  80. White, J. P., & Modjeska, N. (1978). Where do all the stone tools go? Some Examples and problems in their social and spatial distribution in the Papua New Guinea Highlands. In I. Hodder (Ed.), The spacial organization of culture. New approaches in archaeology (pp. 25–39). London: Duckworth.Google Scholar
  81. Zimmermann, A. (1995). Austauschsysteme von Silexartefakten in der Bandkeramik Mitteleuropas. Universitätsforschungen zur Prähistorischen Archäologie (Vol. 26). Bonn: Habelt.Google Scholar

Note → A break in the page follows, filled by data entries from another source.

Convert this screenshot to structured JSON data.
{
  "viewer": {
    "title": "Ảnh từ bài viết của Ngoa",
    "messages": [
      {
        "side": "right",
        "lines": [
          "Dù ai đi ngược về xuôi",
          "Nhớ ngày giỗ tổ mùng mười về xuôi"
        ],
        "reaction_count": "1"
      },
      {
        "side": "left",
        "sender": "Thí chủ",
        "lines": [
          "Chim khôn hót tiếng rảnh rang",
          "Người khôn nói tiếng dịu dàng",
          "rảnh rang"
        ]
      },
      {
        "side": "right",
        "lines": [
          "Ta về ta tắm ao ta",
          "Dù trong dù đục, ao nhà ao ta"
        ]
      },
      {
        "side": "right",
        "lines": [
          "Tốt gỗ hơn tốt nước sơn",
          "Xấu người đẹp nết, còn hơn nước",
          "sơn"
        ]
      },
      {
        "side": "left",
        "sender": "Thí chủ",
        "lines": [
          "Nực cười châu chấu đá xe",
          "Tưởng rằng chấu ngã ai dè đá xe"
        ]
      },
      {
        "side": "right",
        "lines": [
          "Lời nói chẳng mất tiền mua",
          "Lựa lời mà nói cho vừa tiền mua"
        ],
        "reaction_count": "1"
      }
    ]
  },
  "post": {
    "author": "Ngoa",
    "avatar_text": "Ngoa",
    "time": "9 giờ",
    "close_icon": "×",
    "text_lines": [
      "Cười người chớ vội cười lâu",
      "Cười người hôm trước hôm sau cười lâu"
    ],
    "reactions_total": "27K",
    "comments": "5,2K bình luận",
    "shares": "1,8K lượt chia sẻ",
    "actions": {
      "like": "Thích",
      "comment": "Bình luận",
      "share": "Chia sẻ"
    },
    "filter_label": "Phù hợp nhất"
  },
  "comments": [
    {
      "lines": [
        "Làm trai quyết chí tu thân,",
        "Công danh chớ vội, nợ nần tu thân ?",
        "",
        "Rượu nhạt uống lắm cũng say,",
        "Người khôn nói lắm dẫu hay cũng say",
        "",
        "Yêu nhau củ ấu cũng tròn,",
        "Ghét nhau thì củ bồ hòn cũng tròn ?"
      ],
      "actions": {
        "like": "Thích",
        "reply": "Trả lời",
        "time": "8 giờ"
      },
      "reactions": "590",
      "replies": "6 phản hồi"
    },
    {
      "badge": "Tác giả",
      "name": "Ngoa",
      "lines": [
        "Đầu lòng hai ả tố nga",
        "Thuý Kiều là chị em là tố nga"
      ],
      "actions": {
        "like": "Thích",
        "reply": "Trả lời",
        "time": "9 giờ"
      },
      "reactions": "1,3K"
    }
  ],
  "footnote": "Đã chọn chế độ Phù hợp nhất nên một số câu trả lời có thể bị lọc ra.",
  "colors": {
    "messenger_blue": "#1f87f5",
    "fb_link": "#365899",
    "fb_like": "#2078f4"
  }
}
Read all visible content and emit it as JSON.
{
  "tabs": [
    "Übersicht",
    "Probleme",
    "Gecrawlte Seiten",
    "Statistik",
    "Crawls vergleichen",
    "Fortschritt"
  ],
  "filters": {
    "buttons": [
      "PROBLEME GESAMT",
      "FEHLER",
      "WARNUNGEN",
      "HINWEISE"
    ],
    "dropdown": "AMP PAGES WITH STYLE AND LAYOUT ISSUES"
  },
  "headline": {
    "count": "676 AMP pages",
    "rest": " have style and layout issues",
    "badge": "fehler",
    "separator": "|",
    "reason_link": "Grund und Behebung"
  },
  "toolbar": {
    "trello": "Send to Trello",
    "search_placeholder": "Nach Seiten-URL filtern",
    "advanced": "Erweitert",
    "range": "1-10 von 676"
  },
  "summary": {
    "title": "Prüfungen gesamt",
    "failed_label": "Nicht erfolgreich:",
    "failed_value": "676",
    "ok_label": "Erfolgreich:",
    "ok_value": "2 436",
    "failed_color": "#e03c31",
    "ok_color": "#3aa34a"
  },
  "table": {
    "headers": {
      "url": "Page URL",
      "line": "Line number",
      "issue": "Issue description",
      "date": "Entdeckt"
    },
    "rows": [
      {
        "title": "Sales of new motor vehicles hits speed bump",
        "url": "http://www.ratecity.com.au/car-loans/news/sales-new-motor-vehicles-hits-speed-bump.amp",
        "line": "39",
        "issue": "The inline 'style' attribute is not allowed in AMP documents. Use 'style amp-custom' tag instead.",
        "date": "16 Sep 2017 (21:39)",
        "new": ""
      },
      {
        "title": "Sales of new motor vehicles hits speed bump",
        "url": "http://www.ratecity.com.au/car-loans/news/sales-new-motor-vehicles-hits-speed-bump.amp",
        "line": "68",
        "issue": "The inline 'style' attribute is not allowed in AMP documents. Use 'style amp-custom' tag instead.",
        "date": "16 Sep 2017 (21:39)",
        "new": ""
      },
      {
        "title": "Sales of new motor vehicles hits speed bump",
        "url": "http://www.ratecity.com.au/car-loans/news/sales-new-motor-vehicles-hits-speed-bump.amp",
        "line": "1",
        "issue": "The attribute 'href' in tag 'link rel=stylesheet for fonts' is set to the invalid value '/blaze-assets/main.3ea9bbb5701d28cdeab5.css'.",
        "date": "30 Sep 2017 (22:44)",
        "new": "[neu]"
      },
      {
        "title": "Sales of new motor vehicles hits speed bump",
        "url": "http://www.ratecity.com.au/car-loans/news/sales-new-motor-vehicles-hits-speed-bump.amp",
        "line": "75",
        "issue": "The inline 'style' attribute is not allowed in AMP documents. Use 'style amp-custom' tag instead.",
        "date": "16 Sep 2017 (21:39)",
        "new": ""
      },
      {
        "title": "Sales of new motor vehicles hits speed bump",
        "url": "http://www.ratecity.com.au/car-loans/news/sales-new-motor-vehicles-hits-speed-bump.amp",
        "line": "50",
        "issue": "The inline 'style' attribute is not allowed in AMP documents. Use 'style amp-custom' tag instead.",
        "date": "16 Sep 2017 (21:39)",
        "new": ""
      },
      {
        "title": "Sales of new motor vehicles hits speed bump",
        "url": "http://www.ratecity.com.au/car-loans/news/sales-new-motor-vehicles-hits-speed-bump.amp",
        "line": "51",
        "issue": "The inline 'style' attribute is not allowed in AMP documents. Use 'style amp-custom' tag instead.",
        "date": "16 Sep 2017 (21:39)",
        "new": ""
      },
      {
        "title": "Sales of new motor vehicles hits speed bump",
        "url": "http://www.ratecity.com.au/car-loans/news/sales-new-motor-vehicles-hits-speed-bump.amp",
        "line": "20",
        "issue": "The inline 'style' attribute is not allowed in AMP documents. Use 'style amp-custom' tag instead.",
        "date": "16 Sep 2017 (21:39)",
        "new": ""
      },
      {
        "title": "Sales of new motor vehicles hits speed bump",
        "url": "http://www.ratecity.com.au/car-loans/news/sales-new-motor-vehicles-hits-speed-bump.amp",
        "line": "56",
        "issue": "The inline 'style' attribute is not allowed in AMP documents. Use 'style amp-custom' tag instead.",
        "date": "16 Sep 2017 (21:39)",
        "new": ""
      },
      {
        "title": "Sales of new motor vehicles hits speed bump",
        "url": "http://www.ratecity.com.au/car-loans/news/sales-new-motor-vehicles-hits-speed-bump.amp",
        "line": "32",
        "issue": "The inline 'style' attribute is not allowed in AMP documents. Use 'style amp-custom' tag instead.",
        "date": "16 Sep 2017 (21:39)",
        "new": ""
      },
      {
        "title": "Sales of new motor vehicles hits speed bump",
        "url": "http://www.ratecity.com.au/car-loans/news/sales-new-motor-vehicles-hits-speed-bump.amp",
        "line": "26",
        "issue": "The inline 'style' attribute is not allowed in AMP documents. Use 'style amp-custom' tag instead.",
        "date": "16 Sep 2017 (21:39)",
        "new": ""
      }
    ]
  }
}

Copyright information

© Springer Science+Business Media, LLC, part of Springer Nature 2019

Authors and Affiliations

  • Selina Delgado-Raack
    • 1
  • Roberto Risch
    • 1
    Email author
  • Francisco Martínez-Fernández
    • 2
  • Martí Rosas-Casals
    • 3
    • 4
  1. 1.Departament de PrehistòriaUniversitat Autònoma de BarcelonaBarcelonaSpain
  2. 2.Departament de GeologiaUniversitat Autònoma de BarcelonaBarcelonaSpain
  3. 3.Sustainability Measurement and Modeling LaboratoryUniversitat Politècnica de CatalunyaBarcelonaSpain
  4. 4.ICREA-Complex Systems LaboratoryUniversitat Pompeu Fabra (GRIB)BarcelonaSpain

Personalised recommendations